The government-owned site on which both the dump and the former slum lie is close to the city centre and thus potentially prime redevelopment land. Osseo-Asare believes this was one reason for Fadama’s demolition. The development plan for Accra has designated this area as a public park. If the dump is moved away from Agbogbloshie, Osseo-Asare hopes the site will indeed be decontaminated and turned into a park to be the “lungs” of the ever-expanding Accra.
So far, no-one has sought the recyclers’ views on Agbogbloshie’s future. But Osseo-Asare says these are vital to find a solution to the dump’s problems.
UNEP estimates that around 30,000 people in Ghana work to recycle various materials. Osseo-Asare sees enormous potential in using these workers’ skills both to recycle and to manufacture products from waste. As Africa develops, the demand for effective waste management will only increase. Osseo-Asare says equipment such as automated wire strippers is needed to enable recyclers to work without risk to their health or the environment. But for e-waste, as Greenpeace say, “ultimately only through eliminating hazardous chemicals from electronics, can we stop building this toxic legacy”. 
Osseo-Asare also worries that, once the world’s media attention — whether good or bad — shifts from Agbogbloshie, little will have changed for the recyclers on the site.
Just before I left Agbogbloshie, one recycler produced a mobile phone and took my photograph. I found out later that they keep a collection of images of the photographers who come to the site. No doubt I am now part of a rogues gallery of visitors seeking photographs of “hell on earth”.
 Basel convention on the control of transboundary movements of hazardous wastes and their disposal (UNEP, 1989)
 Waste crime – waste risks: gaps in meeting the global waste challenge (UNEP, 2015)
 Poisoning the poor: electronic waste in Ghana (Greenpeace, August 2008)
 Where are WEEE in Africa? (Secretariat of the Basel Convention, December 2011)

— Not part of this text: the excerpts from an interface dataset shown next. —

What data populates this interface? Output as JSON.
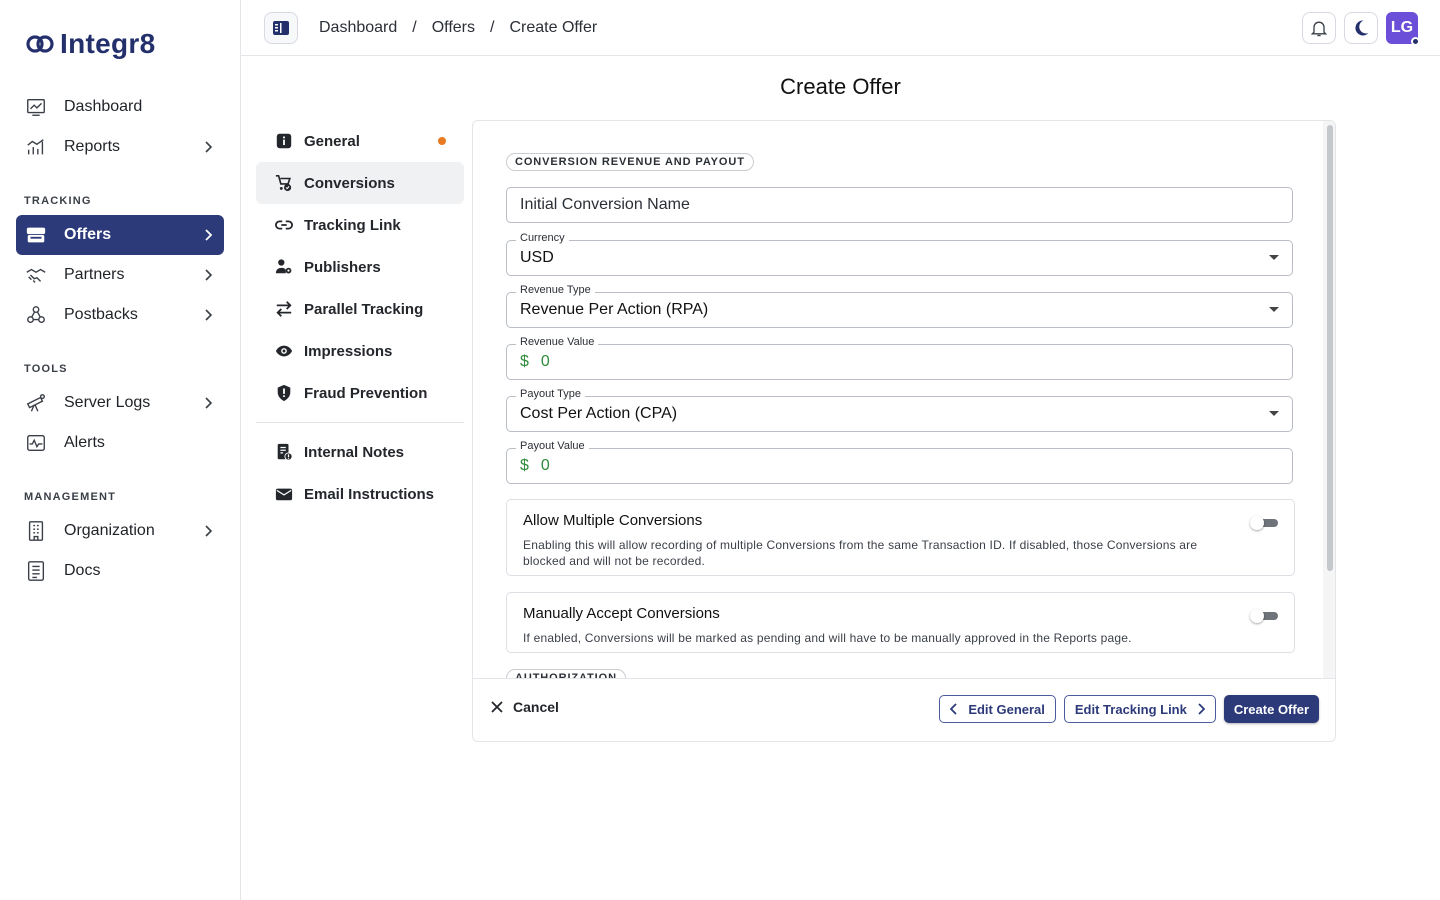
{
  "brand": {
    "name": "Integr8",
    "color": "#23306b"
  },
  "sidebar": {
    "items_top": [
      {
        "label": "Dashboard",
        "icon": "chart-line-icon"
      },
      {
        "label": "Reports",
        "icon": "bar-chart-icon"
      }
    ],
    "sections": [
      {
        "title": "TRACKING",
        "items": [
          {
            "label": "Offers",
            "icon": "storefront-icon",
            "active": true
          },
          {
            "label": "Partners",
            "icon": "handshake-icon"
          },
          {
            "label": "Postbacks",
            "icon": "webhook-icon"
          }
        ]
      },
      {
        "title": "TOOLS",
        "items": [
          {
            "label": "Server Logs",
            "icon": "telescope-icon"
          },
          {
            "label": "Alerts",
            "icon": "pulse-icon"
          }
        ]
      },
      {
        "title": "MANAGEMENT",
        "items": [
          {
            "label": "Organization",
            "icon": "building-icon"
          },
          {
            "label": "Docs",
            "icon": "document-icon"
          }
        ]
      }
    ]
  },
  "header": {
    "breadcrumb": [
      "Dashboard",
      "Offers",
      "Create Offer"
    ],
    "separator": "/",
    "avatar_initials": "LG"
  },
  "page": {
    "title": "Create Offer"
  },
  "subnav": {
    "items": [
      {
        "label": "General",
        "icon": "info-icon",
        "dot": true
      },
      {
        "label": "Conversions",
        "icon": "cart-icon",
        "active": true
      },
      {
        "label": "Tracking Link",
        "icon": "link-icon"
      },
      {
        "label": "Publishers",
        "icon": "user-gear-icon"
      },
      {
        "label": "Parallel Tracking",
        "icon": "arrows-swap-icon"
      },
      {
        "label": "Impressions",
        "icon": "eye-icon"
      },
      {
        "label": "Fraud Prevention",
        "icon": "shield-icon"
      }
    ],
    "items_bottom": [
      {
        "label": "Internal Notes",
        "icon": "notes-icon"
      },
      {
        "label": "Email Instructions",
        "icon": "envelope-icon"
      }
    ]
  },
  "form": {
    "section1": "CONVERSION REVENUE AND PAYOUT",
    "conversion_name_placeholder": "Initial Conversion Name",
    "currency": {
      "label": "Currency",
      "value": "USD"
    },
    "revenue_type": {
      "label": "Revenue Type",
      "value": "Revenue Per Action (RPA)"
    },
    "revenue_value": {
      "label": "Revenue Value",
      "prefix": "$",
      "value": "0"
    },
    "payout_type": {
      "label": "Payout Type",
      "value": "Cost Per Action (CPA)"
    },
    "payout_value": {
      "label": "Payout Value",
      "prefix": "$",
      "value": "0"
    },
    "allow_multiple": {
      "title": "Allow Multiple Conversions",
      "desc": "Enabling this will allow recording of multiple Conversions from the same Transaction ID. If disabled, those Conversions are blocked and will not be recorded.",
      "enabled": false
    },
    "manual_accept": {
      "title": "Manually Accept Conversions",
      "desc": "If enabled, Conversions will be marked as pending and will have to be manually approved in the Reports page.",
      "enabled": false
    },
    "section2": "AUTHORIZATION"
  },
  "footer": {
    "cancel": "Cancel",
    "prev": "Edit General",
    "next": "Edit Tracking Link",
    "submit": "Create Offer"
  },
  "colors": {
    "primary": "#2c3a7a",
    "dot": "#e87a22",
    "money": "#2f8a3a"
  }
}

 Jenna Burrell Invisible users: youth in the internet cafes of urban Ghana (The MIT Press, May 2012)
 Environmental pollution and impacts on public health (UNEP, 2007)